int main(int argv, char** argc){
  printf("Hello there!!");
  return 0;
}

We then set up the following server script, that will track our single C file and recompile when needed:

from livereload import Server, shell

server = Server()

def signal_change():
    # /tmp/livereload is a named pipe made with
    # mkfifo /tmp/livereload
    with open('/tmp/livereload', 'w') as f:
        f.write('1')


server.watch("hello.c", shell("gcc hello.c -o hello"))
server.watch("hello", signal_change)

server.serve()

Every time our final executable hello is updated, we will write 1 to the named pipe.

Finally, we run the following script in a shell:

while true; do
  echo "Running hello...."
  ./hello
  cat /tmp/livereload > /dev/null
done

Running hello....
Hello world!
Running hello....
Hello there!
Running hello....
Hello there!!

This shell script will hang on the cat call to the named pipe, until we end up writing to it with the livereload script. That ends up being the signal to the script to try running hello again!

I now have live reloading for my C script, allowing for quick iteration and a very simple protocol for setting it up. Depending on the sort of project you're working on, you can tailor-make tricks to get what you want to work smoothly, all in a couple lines of scaffolding.

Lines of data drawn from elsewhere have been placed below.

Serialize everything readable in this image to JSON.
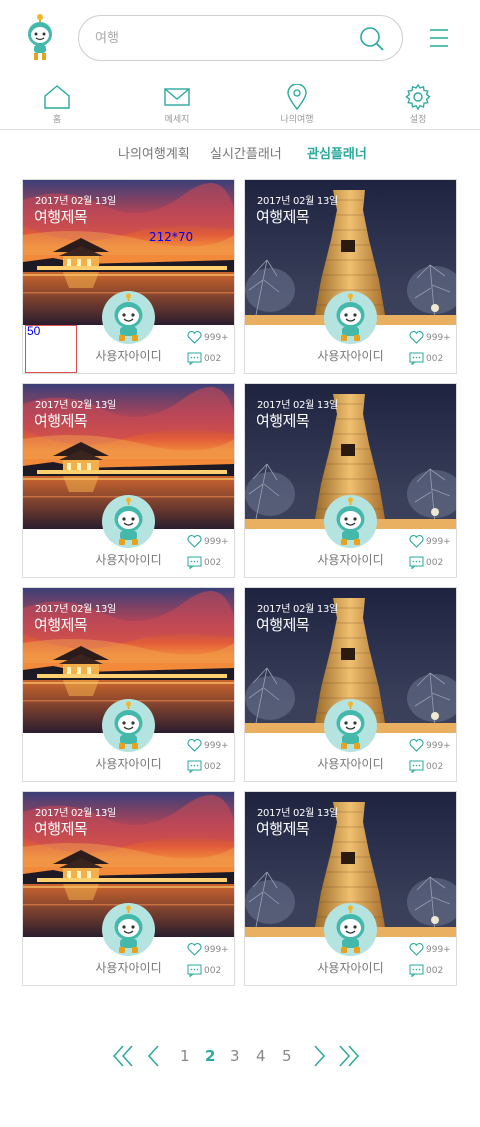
{
  "header": {
    "search_placeholder": "여행",
    "logo_icon": "mascot-logo-icon",
    "search_icon": "search-icon",
    "menu_icon": "hamburger-menu-icon"
  },
  "nav": {
    "items": [
      {
        "label": "홈",
        "icon": "home-icon"
      },
      {
        "label": "메세지",
        "icon": "mail-icon"
      },
      {
        "label": "나의여행",
        "icon": "location-pin-icon"
      },
      {
        "label": "설정",
        "icon": "gear-icon"
      }
    ]
  },
  "tabs": [
    {
      "label": "나의여행계획",
      "active": false
    },
    {
      "label": "실시간플래너",
      "active": false
    },
    {
      "label": "관심플래너",
      "active": true
    }
  ],
  "cards": [
    {
      "date": "2017년 02월 13일",
      "title": "여행제목",
      "user": "사용자아이디",
      "likes": "999+",
      "comments": "002",
      "photo": "palace"
    },
    {
      "date": "2017년 02월 13일",
      "title": "여행제목",
      "user": "사용자아이디",
      "likes": "999+",
      "comments": "002",
      "photo": "tower"
    },
    {
      "date": "2017년 02월 13일",
      "title": "여행제목",
      "user": "사용자아이디",
      "likes": "999+",
      "comments": "002",
      "photo": "palace"
    },
    {
      "date": "2017년 02월 13일",
      "title": "여행제목",
      "user": "사용자아이디",
      "likes": "999+",
      "comments": "002",
      "photo": "tower"
    },
    {
      "date": "2017년 02월 13일",
      "title": "여행제목",
      "user": "사용자아이디",
      "likes": "999+",
      "comments": "002",
      "photo": "palace"
    },
    {
      "date": "2017년 02월 13일",
      "title": "여행제목",
      "user": "사용자아이디",
      "likes": "999+",
      "comments": "002",
      "photo": "tower"
    },
    {
      "date": "2017년 02월 13일",
      "title": "여행제목",
      "user": "사용자아이디",
      "likes": "999+",
      "comments": "002",
      "photo": "palace"
    },
    {
      "date": "2017년 02월 13일",
      "title": "여행제목",
      "user": "사용자아이디",
      "likes": "999+",
      "comments": "002",
      "photo": "tower"
    }
  ],
  "dev_annotations": {
    "size_note": "212*70",
    "box_note": "50"
  },
  "pagination": {
    "pages": [
      "1",
      "2",
      "3",
      "4",
      "5"
    ],
    "current": "2",
    "first_icon": "double-chevron-left-icon",
    "prev_icon": "chevron-left-icon",
    "next_icon": "chevron-right-icon",
    "last_icon": "double-chevron-right-icon"
  },
  "colors": {
    "accent": "#2aa99c",
    "border": "#dcdcdc"
  }
}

Lots of the setups described here are wonky to say the least. But I hope that we can get more and more of our tooling to work in this kind of straightforward way, all while still providing as much value as it can. Trying to balance understandability with offering good features is tough, but I think it's a goal worth striving for.